If we use modifiers are they large, theatrical, showy and 'professional' looking? If so they might impress some subjects and make them feel every bit the star, bringing out the best in them. Other subjects may feel intimidated and pressured to perform.  

Are the lights used flashing, and noisy, do they startle the subject, or does the subject anticipate the flash? Are the lights quiet, continuous, and soft, creating a contemplative atmosphere conducive to the portrait you want to make? 

Location. Greg credits Arnold Newman, a mentor of his and pioneer of environmental portraiture, for his fantastic use of location. Location, or seeming lack thereof, goes a long way to making a portrait. All the previous considerations about composition and lighting are applied on location.

Where is our subject and what story does this tell us about them? Are they powerful, glamorous, brave, or free-spirited? Is the location we choose a place where we'd usually think of our subject being? Does this help us see them in a new light? 

How does the location make us and our subject feel? 

Is our subject at ease and in a familiar environment? Might their guard come down? Is our location new for our subject, might we see a different side of them that's usually seen? 

All these questions and more are provoked and explored in 50 Portraits, which has my copy being very well read. I truly think this is a landmark book on photographic portraiture, and resonated with my own feeling that bearing witness to people is deeply important. I'll end with a quote from Greg in the Introduction;

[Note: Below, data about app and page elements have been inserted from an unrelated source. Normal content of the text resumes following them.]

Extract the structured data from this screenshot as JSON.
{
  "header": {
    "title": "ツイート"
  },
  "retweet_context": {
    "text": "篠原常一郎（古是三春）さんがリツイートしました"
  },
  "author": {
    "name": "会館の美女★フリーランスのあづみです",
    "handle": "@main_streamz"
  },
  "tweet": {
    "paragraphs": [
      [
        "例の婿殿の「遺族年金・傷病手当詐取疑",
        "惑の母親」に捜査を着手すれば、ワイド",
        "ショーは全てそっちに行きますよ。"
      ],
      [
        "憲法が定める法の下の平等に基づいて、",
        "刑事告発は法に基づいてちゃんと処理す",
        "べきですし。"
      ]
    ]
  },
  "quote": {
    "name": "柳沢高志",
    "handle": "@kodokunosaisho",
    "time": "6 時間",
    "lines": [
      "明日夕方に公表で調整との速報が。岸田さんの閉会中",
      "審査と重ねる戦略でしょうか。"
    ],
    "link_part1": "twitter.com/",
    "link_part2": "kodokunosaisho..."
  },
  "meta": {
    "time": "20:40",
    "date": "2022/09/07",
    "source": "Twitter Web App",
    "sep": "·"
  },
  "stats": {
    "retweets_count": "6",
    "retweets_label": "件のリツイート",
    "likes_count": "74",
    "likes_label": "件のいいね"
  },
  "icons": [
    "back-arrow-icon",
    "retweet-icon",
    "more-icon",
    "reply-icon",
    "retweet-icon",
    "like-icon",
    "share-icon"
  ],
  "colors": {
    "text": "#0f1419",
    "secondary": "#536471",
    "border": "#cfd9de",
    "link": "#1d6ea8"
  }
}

"Portraiture is a peculiar pursuit. Documentary photographer Gary Winogrand once remarked that he photographed to see what something looks like photographed. Let's take that one step further: I photograph people to see what they look like, photographed. So that they can be held, studied. And truly appreciated."